→ Exercise aim
Pick out and copy every line below that has the word "Components".

◆ ◆ ◆

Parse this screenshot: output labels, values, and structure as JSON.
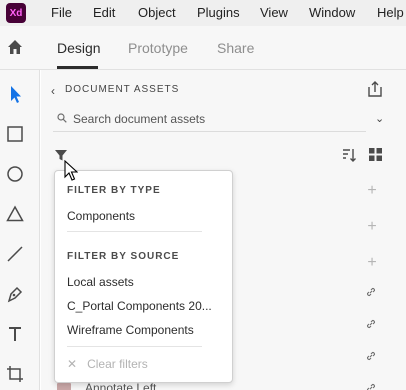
{
  "app": {
    "logo_text": "Xd"
  },
  "menu": [
    "File",
    "Edit",
    "Object",
    "Plugins",
    "View",
    "Window",
    "Help"
  ],
  "tabs": {
    "design": "Design",
    "prototype": "Prototype",
    "share": "Share"
  },
  "toolbar": [
    "select-icon",
    "rectangle-icon",
    "ellipse-icon",
    "triangle-icon",
    "line-icon",
    "pen-icon",
    "text-icon",
    "artboard-icon"
  ],
  "panel": {
    "title": "DOCUMENT ASSETS",
    "search_placeholder": "Search document assets"
  },
  "dropdown": {
    "filter_by_type_heading": "FILTER BY TYPE",
    "type_items": [
      "Components"
    ],
    "filter_by_source_heading": "FILTER BY SOURCE",
    "source_items": [
      "Local assets",
      "C_Portal Components 20...",
      "Wireframe Components"
    ],
    "clear_label": "Clear filters"
  },
  "partially_hidden_row": "Annotate Left",
  "colors": {
    "accent": "#470137",
    "logo_fg": "#ff61f6",
    "tool_active": "#1473e6"
  }
}
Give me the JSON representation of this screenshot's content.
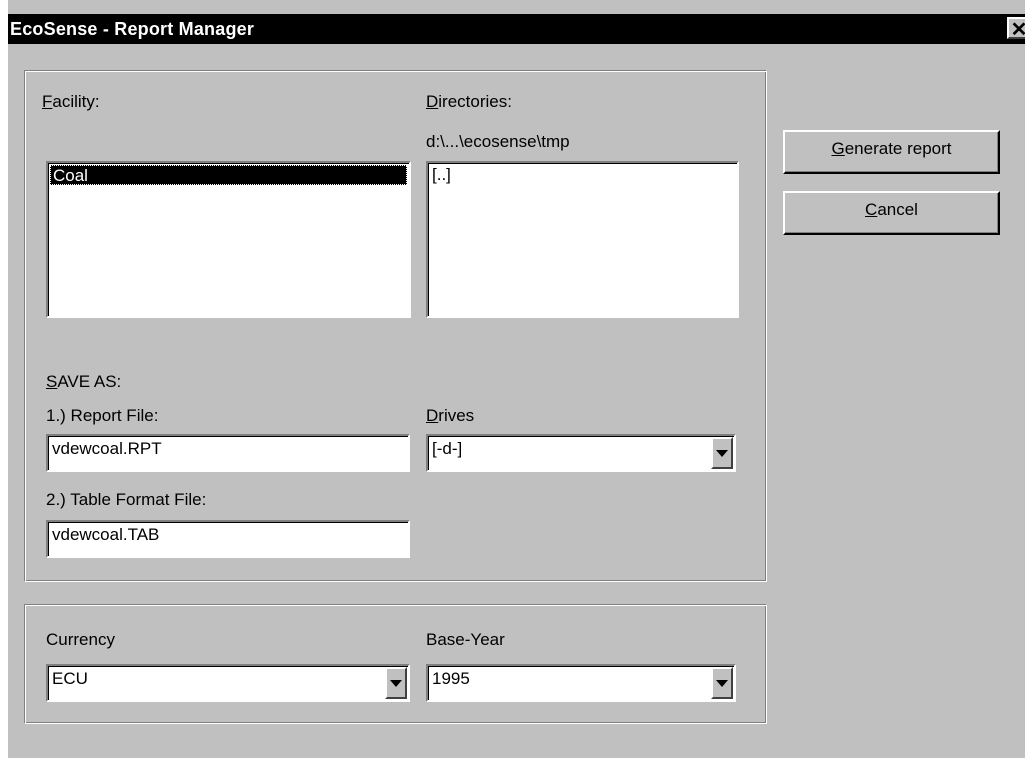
{
  "window": {
    "title": "EcoSense - Report Manager",
    "close_label": "✕"
  },
  "facility": {
    "label_accel": "F",
    "label_rest": "acility:",
    "items": [
      "Coal"
    ]
  },
  "directories": {
    "label_accel": "D",
    "label_rest": "irectories:",
    "path": "d:\\...\\ecosense\\tmp",
    "items": [
      "[..]"
    ]
  },
  "save_as": {
    "label_accel": "S",
    "label_rest": "AVE AS:",
    "report_file_label": "1.) Report File:",
    "report_file_value": "vdewcoal.RPT",
    "table_file_label": "2.) Table Format File:",
    "table_file_value": "vdewcoal.TAB"
  },
  "drives": {
    "label_accel": "D",
    "label_rest": "rives",
    "value": "[-d-]"
  },
  "currency": {
    "label": "Currency",
    "value": "ECU"
  },
  "base_year": {
    "label": "Base-Year",
    "value": "1995"
  },
  "buttons": {
    "generate_accel": "G",
    "generate_rest": "enerate report",
    "cancel_accel": "C",
    "cancel_rest": "ancel"
  }
}
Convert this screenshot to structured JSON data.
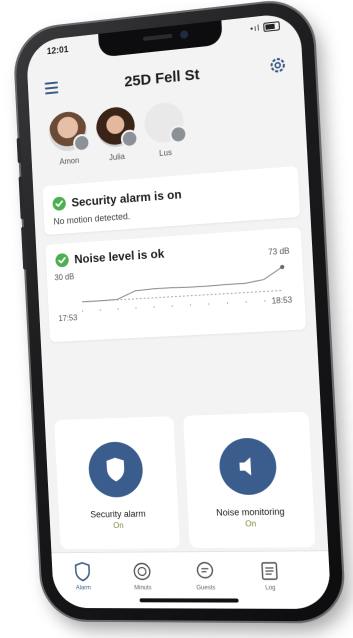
{
  "status": {
    "time": "12:01",
    "signal": "•ıl"
  },
  "header": {
    "title": "25D Fell St"
  },
  "users": [
    {
      "name": "Amon"
    },
    {
      "name": "Julia"
    },
    {
      "name": "Lus"
    }
  ],
  "security_card": {
    "title": "Security alarm is on",
    "subtitle": "No motion detected."
  },
  "noise_card": {
    "title": "Noise level is ok",
    "threshold_label": "30 dB",
    "current_label": "73 dB",
    "start_time": "17:53",
    "end_time": "18:53"
  },
  "chart_data": {
    "type": "line",
    "x": [
      "17:53",
      "18:53"
    ],
    "series": [
      {
        "values": [
          30,
          30,
          31,
          45,
          47,
          47,
          46,
          46,
          47,
          47,
          52,
          73
        ]
      }
    ],
    "annotations": [
      "30 dB",
      "73 dB"
    ],
    "grid": false
  },
  "tiles": [
    {
      "label": "Security alarm",
      "state": "On",
      "icon": "shield-icon"
    },
    {
      "label": "Noise monitoring",
      "state": "On",
      "icon": "speaker-icon"
    }
  ],
  "tabs": [
    {
      "label": "Alarm",
      "icon": "shield-icon",
      "active": true
    },
    {
      "label": "Minuts",
      "icon": "minut-device-icon"
    },
    {
      "label": "Guests",
      "icon": "chat-icon"
    },
    {
      "label": "Log",
      "icon": "list-icon"
    }
  ],
  "colors": {
    "accent": "#3b5d8e",
    "check": "#4caf50",
    "state_on": "#7a8c3a"
  }
}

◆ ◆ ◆

→ Exercise output
      "Components"
      "C_Portal Components 20...",
      "Wireframe Components"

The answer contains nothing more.